A small number of basic folds, called "square base", "fish base" and similar, will conduct to the final form. Following the folding instructions accurately is the only rule: valley and mountain folds, pleats, reverse, and squash folds. As a result, you can create anything, from small containers to decorating objects.
How to Make an Origami Crane
The best-known origami is surely the crane: a legend says that if you fold 1000 origami cranes, your wish would come true. The crane also became a symbol of hope during challenging times.
You can build your Origami Crane with a basic square piece of paper. I used the 15x15 cm origami paper one.
Fold your paper diagonally, from corner to corner, obtaining step 2. Then do it again like in picture number 4. These are the "valley folds". Gently open the paper like in figure 5 to get step 6.
Do the same thing on the other side to obtain a "square base", like in step 7. Now, fold the top, right and left corners to the center, like in step 8, and pull them back. These folds are necessary to prepare the paper for the next step. With two hands, lift up the top front corner and hold down the other three front corners. Pull the top corner up (step 9). You should obtain step 10.
Repeat the procedure on the other side (steps 11 and 12).
The Bird Base

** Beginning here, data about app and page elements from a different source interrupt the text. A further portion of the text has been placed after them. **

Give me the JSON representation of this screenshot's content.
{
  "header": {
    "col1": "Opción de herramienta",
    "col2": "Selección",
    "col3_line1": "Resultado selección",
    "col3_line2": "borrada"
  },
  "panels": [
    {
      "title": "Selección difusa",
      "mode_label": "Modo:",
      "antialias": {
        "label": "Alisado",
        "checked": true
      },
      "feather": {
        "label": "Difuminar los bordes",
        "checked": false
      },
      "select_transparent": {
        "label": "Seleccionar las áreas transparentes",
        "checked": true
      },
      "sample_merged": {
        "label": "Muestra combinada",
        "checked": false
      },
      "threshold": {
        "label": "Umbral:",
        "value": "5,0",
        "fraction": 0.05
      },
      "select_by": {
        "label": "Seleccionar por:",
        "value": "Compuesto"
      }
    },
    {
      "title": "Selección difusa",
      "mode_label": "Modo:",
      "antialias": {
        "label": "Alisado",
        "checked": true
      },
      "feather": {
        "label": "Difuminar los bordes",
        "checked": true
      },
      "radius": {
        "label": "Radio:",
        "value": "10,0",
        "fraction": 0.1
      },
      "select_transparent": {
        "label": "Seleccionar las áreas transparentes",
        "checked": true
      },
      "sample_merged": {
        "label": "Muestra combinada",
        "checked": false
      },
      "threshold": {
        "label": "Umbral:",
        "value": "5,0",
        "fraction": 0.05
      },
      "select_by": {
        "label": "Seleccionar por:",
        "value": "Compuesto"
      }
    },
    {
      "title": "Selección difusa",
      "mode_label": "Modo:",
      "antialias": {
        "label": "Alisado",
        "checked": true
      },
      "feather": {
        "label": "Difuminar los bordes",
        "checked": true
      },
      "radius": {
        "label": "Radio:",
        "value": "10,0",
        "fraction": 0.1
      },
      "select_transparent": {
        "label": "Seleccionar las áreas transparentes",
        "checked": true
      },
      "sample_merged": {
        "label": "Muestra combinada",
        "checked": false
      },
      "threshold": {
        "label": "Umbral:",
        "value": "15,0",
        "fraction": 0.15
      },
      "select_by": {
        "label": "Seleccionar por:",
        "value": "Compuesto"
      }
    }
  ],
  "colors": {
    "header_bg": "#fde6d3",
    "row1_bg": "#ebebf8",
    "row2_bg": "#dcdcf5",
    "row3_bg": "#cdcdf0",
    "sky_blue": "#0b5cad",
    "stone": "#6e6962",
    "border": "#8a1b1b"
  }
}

Once you obtained the "bird base" (figure 13), fold the right and left corner o the center (step 14). Repeat on the other side (step 15). Now, pull up the two long pieces of paper on both sides (figure 16) to obtain figure 17. These are the neck and the tail of your paper crane. Bend the top of one side down to make the head (step 18). And now unfold the wings (figure 19). Finally, press the folds, and gently pull the wings apart to make the paper crane able to stand.
Here's your paper crane!
Author: Valeria (graduated from Ca’Foscari University Japanese Studies)